Money laundering is the practice of disguising the illegal origin of criminal proceeds. Suspicious transactions linked to money laundering amount to hundreds of billions per year within the EU. The European Court of Auditors (ECA) has started an audit to examine the Union’s efforts to tackle the laundering of dirty money, focusing specifically on the banking sector.
The EU’s anti-money laundering (AML) directive has been in place since 1991, and has been updated on four occasions - most recently in 2018. The Commission, the key player at EU level, has the role of developing and enforcing AML rules in close cooperation with the Member States. This year the European Banking Authority (EBA) took on the tasks of leading, coordinating and monitoring the EU financial sector’s fight against money laundering. It is the responsibility of the Member States to apply and enforce the EU’s AML rules through national legislation, and to prosecute money laundering offences. Within Europe, Europol estimates the value of suspicious transactions at around 1.3 % of EU GDP.
“Money laundering is increasingly a serious global threat, with criminals often seeking to launder money where controls are weakest, often far from the source of the funds”, says Mihails Kozlovs, the member of the European Court of Auditors responsible for the audit. “Given the enormous scale of this criminal practice, including in the EU, and a number of recent high-profile scandals involving banks, we have decided to audit the effectiveness of the EU’s action in the fight against money laundering in the banking sector”.

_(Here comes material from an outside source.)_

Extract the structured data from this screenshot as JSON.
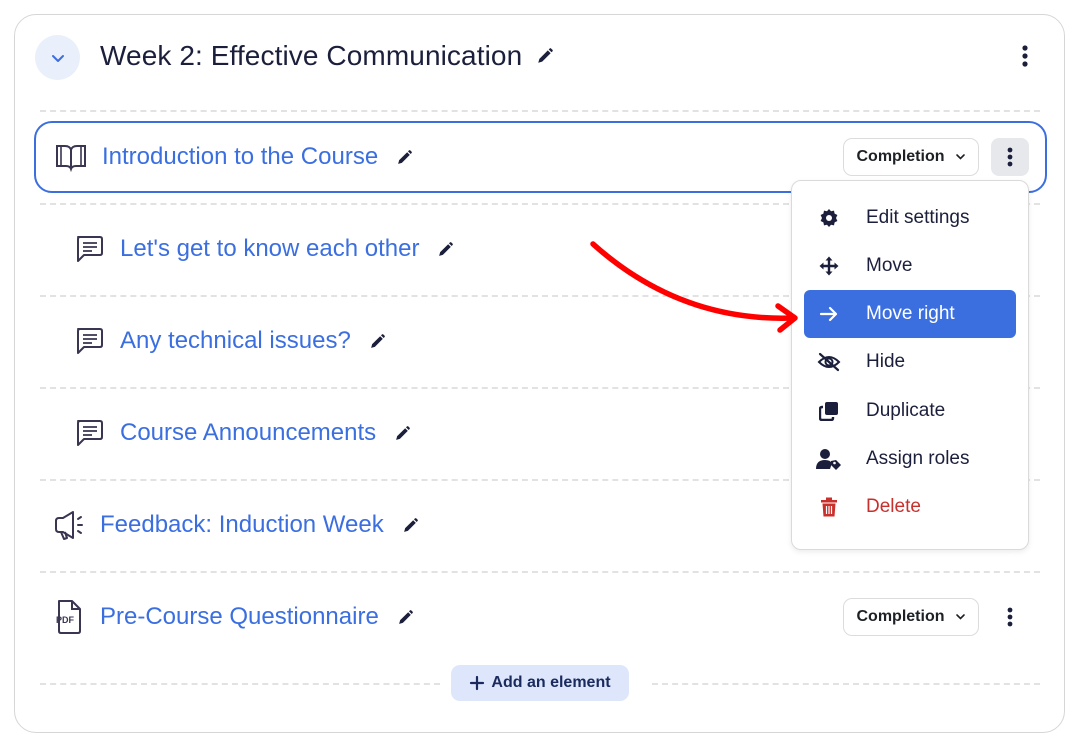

Press Release: EU action against money laundering in the banking sector to go under auditor scrutiny